The original arched foyer ceiling was missing when purchased, but the the new owners replicated it beautifully!

Large open spaces on the upper floors made the conversion to hotel rooms easier, and features like decorative brackets and large windows were retained for guest to enjoy.

It's a wonderful hotel with a top notch restaurant, too. Check it out: 1111 Grand, Kansas City Mo., The Ambassador Hotel.

Friday, July 6, 2012

Architectural Whiplash

In trying to explain to a friend how my day had gone, the term "Architectural whiplash" came to mind. I don't think I've ever photographed two buildings so completely different in the same morning! It was a lot of fun, but a little disorienting.

First I photographed a long-abandoned school before rehab begins, then went straight to a boutique hotel in the final stages of renovation.

Have a look, but be warned!

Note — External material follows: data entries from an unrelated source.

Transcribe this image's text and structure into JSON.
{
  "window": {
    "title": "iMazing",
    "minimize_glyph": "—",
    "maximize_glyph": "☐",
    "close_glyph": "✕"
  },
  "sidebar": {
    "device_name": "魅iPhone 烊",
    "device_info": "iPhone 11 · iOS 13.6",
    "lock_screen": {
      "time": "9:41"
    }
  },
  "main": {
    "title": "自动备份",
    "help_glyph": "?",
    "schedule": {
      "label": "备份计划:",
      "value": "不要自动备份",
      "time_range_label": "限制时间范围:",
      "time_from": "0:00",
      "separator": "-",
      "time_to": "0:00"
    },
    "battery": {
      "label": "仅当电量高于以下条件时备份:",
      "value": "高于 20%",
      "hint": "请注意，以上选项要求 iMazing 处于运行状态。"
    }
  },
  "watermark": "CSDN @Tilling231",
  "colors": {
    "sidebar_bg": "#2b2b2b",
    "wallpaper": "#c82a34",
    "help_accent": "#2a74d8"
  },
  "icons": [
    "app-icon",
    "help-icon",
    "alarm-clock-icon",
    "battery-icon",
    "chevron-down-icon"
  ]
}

Those prone to seizures may want to skip this entry. All others may require a Hans Device!

Thursday, June 21, 2012


I've been to a lot of hospitals lately. I'm fine, thanks, but I really can't say the same for the hospitals.

My projects seem to come in groups. For a while it was schools. Now it's, well you get it.

When you think of hospitals, what should come to mind are images of clean, sanitary well-lit spaces. But just like any other abandoned building, vandals, water, and temperature will take their toll.

There are three building in this collection, each slated for major rehab made possible by State Historic Tax Credits. The ultimate objectives vary from apartments and office space to senior housing. Despite their outward appearance all these buildings seem structurally sound and well worthy of rehab. Hopefully I'll get to see the finished results in a year or two.

Wednesday, May 23, 2012

Architecture of my youth . .

Before we moved to Kansas City when I was 10 years old, I attended a brand new grammar school in the suburbs of Huntsville, Alabama. It was a sleek, modern, almost space-age looking building with dirt where grass should be and 5-gallon trees all over. I liked it.

A few weeks ago I went out of town to photograph a very similar school for a National Register of Historic Places nomination. I remember ten years ago people were grousing about 1950's houses now being considered "historic." Well folks, we're into the 60's now and I couldn't be happier about it!

In the 50's and 60's the approach was that new building materials and construction methods should lead to new architectural ideas and designs, (unlike today's "new = cheaper and faster" mantra). Schools were/are a source of civic pride, so it follows that form should meet function along an esthetically pleasing plane.

Yeah, I still like this style of architecture. I'll complain when 70's and 80's buildings becomes "historic!"

Wednesday, March 14, 2012

So what's in Little Rock?

I told people I was going to Little Rock, Arkansas, for a job and the question I always got was, "So, what's in Little Rock?" Fair enough, I suppose.

Well last week, I found out for myself.

I took a trip with Rosin Preservation out to Little Rock to document the Albert Pike Hotel for a historic tax credit application. Pretty routine, except for one thing . . The hotel was spectacular!

Simple enough looking exterior, not unlike those found near the Plaza in KC.

Oh, but inside . .

There was also, well . . weirdness. But maybe I'll get into that another time. Let's just say that some people have different ideas about what constitutes house pets.

So what else is there in Little Rock?

The Clinton Library . .

. . and this nice old railroad bridge converted to a pedestrian walkway across the river to the Clinton Library.

Really nice old homes throughout the city . .

We had dinner and drinks at the Capitol Hotel Bar . .

All this within the constructs of a 1.5-day stay.

There's more, there always is. But hopefully we'll be going back in a few months to see what they've done with the hotel, and I'll post more then.